BTW, as a teacher myself (though of a different discipline, though it is related to what you're trying to tutor), I find that what, where, and how questions are good (What do you start this sentence with? How does this word fit into this sentence? Where does this word go?) but why questions (Why does this word go here? Why is the sentence constructed in this way? Why does the sentence start this way?) are better.
Teach principles and rules, rather than specifics. Use specifics to practise. For example, with the packing question, he's trying to teach one word with a system that involves present continous, question forms and first person verbal formation. If his student knew all that, she could properly use pack and other verbs as she learns them.
Also, he doesn't give any indication as to why you form the question as we do. What are you doing? Why start with what, why invert the subject with the auxiliary? Do other auxiliaries work the same way?
Mon frere is an English teacher. I showed him this page. He says it's a little too "teacher centred and rote" for his liking. Have you had a go at student-centred learning to see how that works for you both?
There are lots of ways to make English interesting. Many of them involve physical activity, so you're playing a fun, physical game while learning. Over the internet, this is more difficult than when you're in a classroom, but use your imagination, and it can be done. The teacher's personality helps massively, too.
Speaking of poetry, I listened to an opera yesterday of "A Midsummer Nights' Dream."" It was spectacular. I followed it against Shakespeare's text; a number of liberties were taken, including omissions and rearrangements, proving that art, even something seemingly as set in stone as Shakespeare, is malleable and re-interpretable. But boy, Shakespeare was good!
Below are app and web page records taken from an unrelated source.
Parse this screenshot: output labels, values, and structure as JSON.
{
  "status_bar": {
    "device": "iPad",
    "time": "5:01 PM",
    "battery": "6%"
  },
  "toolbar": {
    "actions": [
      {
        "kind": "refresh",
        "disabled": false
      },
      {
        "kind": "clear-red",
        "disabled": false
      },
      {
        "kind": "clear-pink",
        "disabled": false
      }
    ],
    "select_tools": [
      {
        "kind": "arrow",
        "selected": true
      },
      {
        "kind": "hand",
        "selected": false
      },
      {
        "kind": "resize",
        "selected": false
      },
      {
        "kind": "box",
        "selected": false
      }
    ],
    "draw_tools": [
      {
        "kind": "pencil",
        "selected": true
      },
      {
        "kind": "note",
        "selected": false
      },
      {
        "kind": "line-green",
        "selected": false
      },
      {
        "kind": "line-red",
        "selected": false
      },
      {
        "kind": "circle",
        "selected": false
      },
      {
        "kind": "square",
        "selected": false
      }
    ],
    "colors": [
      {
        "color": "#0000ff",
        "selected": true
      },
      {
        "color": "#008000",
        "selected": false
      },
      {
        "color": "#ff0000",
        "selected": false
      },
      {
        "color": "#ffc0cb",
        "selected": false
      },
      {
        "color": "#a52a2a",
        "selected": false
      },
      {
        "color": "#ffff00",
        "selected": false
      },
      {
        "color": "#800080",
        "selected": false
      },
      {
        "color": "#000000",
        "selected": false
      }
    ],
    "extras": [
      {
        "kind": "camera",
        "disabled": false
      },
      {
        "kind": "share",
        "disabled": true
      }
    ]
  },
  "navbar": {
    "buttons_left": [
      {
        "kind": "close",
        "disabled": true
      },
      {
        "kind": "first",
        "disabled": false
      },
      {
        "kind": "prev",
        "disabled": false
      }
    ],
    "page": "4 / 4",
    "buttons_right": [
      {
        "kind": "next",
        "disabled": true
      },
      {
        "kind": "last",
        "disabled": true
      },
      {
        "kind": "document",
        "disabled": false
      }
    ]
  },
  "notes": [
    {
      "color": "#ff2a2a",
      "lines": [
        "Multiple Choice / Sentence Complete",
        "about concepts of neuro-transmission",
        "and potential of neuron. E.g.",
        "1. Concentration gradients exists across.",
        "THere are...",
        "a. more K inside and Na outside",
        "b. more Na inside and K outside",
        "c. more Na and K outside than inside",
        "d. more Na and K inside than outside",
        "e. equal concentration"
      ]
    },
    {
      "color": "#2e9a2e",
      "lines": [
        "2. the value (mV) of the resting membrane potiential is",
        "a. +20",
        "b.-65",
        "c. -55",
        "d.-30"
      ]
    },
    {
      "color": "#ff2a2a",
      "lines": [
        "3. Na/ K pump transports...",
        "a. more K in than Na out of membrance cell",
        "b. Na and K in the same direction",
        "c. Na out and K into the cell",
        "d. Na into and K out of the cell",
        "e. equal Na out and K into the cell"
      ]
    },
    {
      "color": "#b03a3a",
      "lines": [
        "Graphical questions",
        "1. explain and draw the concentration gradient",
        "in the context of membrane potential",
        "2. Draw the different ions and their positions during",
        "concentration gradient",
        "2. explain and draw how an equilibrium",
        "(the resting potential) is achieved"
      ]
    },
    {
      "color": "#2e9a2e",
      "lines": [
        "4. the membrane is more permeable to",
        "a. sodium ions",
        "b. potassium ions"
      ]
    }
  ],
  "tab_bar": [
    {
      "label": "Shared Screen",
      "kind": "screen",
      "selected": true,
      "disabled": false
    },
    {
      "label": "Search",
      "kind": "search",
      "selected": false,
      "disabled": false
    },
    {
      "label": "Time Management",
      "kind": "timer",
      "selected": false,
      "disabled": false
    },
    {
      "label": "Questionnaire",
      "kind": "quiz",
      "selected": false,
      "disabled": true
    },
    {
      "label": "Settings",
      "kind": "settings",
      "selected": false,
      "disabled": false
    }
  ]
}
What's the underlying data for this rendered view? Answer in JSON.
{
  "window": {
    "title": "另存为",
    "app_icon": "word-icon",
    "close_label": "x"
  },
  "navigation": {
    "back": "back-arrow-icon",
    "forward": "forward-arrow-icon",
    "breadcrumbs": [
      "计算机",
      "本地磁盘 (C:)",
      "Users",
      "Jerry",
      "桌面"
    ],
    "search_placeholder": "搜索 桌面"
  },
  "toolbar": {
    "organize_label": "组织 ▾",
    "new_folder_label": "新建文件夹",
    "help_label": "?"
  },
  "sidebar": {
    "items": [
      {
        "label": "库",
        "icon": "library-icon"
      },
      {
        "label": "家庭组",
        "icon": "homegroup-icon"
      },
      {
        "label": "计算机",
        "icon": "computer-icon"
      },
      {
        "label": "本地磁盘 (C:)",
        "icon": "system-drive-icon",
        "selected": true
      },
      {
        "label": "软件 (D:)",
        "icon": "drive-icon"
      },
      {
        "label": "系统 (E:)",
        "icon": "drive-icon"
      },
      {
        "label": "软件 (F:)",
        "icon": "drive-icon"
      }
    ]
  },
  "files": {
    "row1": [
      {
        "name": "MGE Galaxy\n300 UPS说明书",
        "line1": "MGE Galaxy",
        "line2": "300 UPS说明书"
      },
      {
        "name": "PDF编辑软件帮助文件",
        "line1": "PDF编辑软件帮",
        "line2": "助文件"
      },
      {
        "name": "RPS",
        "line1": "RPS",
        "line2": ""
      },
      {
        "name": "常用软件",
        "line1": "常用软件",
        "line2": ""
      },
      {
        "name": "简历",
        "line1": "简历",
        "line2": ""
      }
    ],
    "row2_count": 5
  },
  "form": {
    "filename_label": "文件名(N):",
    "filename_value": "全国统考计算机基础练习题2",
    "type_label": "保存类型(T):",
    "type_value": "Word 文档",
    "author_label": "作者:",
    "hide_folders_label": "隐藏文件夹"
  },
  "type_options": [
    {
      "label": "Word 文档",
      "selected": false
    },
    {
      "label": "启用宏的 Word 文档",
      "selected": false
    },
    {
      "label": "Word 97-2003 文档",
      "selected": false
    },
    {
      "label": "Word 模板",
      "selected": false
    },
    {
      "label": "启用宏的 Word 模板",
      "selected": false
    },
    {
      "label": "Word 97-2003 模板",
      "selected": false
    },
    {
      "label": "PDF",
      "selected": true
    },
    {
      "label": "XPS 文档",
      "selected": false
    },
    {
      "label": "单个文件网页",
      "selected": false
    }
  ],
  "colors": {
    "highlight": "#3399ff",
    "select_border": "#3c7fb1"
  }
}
An excellent example of the above is Akira Kurosawa's Throne of Blood. If you haven't seen it yet, you should; it's a fantastic adaptation of Macbeth.